On 16 November, Sweden passed a constitutional amendment to make anti-terror laws stricter, complying with Turkey’s demand to Sweden for its NATO membership bid approval. The new amendment introduces the law to “limit freedom of association when it comes to associations that engage in or support terrorism” and “wider criminalization of participation in a terrorist organization or a ban against the terrorist organization.” The law meets the demand that Turkey should not support the PKK terrorists and the group responsible for the failed 2016 coup in Turkey, the Gulenist Terror Group (FETO). It also demands the extradition of terror suspects in the Nordic countries. The new law will be implemented from 01 January. (“Sweden passes tougher anti-terror laws amid demands from Türkiye,” Daily Sabah, 16 November 2022) 

First spaceport licence issued by the UK as it moves closer to launching the indigenous satellite
On 16 November, the UK presented its first spaceport license and created a path for the country’s first satellite launch later this year. The license was issued to Spaceport Cornwall, where the UK regulator, the Civil Aviation Authority (CAA) said that it was in “very advanced stages”. The license puts the country at an advantage and pushes its bid to be the first country in Europe from which satellites can be launched into orbit. (“Britain issues first spaceport licence ahead of maiden satellite launch,” Reuters, 16 November 2022)
EU and Egypt sign agreement regarding clean energy transition
On 16 November, the European Union (EU) and Egypt furthered their relations on clean energy transition through the establishment of a strategic partnership based on renewable hydrogen and equitable energy transition in Egypt. The European Commission and Egypt’s Minister for Petroleum signed a Memorandum of Understanding (MoU) on the same, along with a joint statement with the European Bank for Reconstruction and Development (EBRD). The Commission announced a contribution of nearly EUR 35 million in support of Egypt’s Energy Wealth Initiative. The MoU was signed in the previous week at COP27 and will “serve as a central block” in building a strategic partnership between the EU and Egypt. (“COP27: EU and Egypt step up cooperation on the clean energy transition,” ec.europa.eu, 16 November 2022) 
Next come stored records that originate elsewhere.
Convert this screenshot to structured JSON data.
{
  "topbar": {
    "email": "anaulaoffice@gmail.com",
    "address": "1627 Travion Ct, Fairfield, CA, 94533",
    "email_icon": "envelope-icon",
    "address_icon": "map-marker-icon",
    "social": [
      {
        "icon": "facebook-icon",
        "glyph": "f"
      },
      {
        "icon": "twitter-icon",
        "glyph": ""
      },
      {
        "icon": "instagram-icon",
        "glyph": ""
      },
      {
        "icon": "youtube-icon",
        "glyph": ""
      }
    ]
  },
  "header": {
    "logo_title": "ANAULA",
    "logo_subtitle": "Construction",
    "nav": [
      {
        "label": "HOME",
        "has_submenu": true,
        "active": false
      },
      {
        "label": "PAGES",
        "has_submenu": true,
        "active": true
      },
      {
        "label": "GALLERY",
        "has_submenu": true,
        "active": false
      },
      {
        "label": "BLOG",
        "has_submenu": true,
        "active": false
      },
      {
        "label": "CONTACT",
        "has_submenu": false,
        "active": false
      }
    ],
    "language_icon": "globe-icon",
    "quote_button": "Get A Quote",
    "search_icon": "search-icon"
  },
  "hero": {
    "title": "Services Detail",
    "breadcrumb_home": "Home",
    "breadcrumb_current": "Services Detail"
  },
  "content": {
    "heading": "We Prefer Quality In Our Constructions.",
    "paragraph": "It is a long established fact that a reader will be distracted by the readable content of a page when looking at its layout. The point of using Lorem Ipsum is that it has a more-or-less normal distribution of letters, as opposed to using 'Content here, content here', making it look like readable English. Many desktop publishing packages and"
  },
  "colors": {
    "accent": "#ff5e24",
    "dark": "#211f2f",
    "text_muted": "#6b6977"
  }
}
Norway-US sign F-35 missiles agreement
On 16 November, the Director General of the Norwegian Defence Material Agency (NDMA) and the US government signed a defence deal worth NOK five billion. This deal will equip the Norwegian Air Force’s F-35s with AMRAAM-D air-to-air missiles. The AMRAAM-D purchase is the largest procurement of weapons by the Air Force. Norway’s Minister of Defence Bjørn Arild Gram said: “This is a very important agreement both for Norway’s defensive capabilities and US-Norwegian defence cooperation.” The deal is funded by the Norwegian F-35 programme which has provisions for such missile procurement and the delivery of the missiles is said to continue till 2028. (“Norway signs record agreement for F-35-missiles,” regjeringen.no, 16 November 2022) 

Other Daily Briefs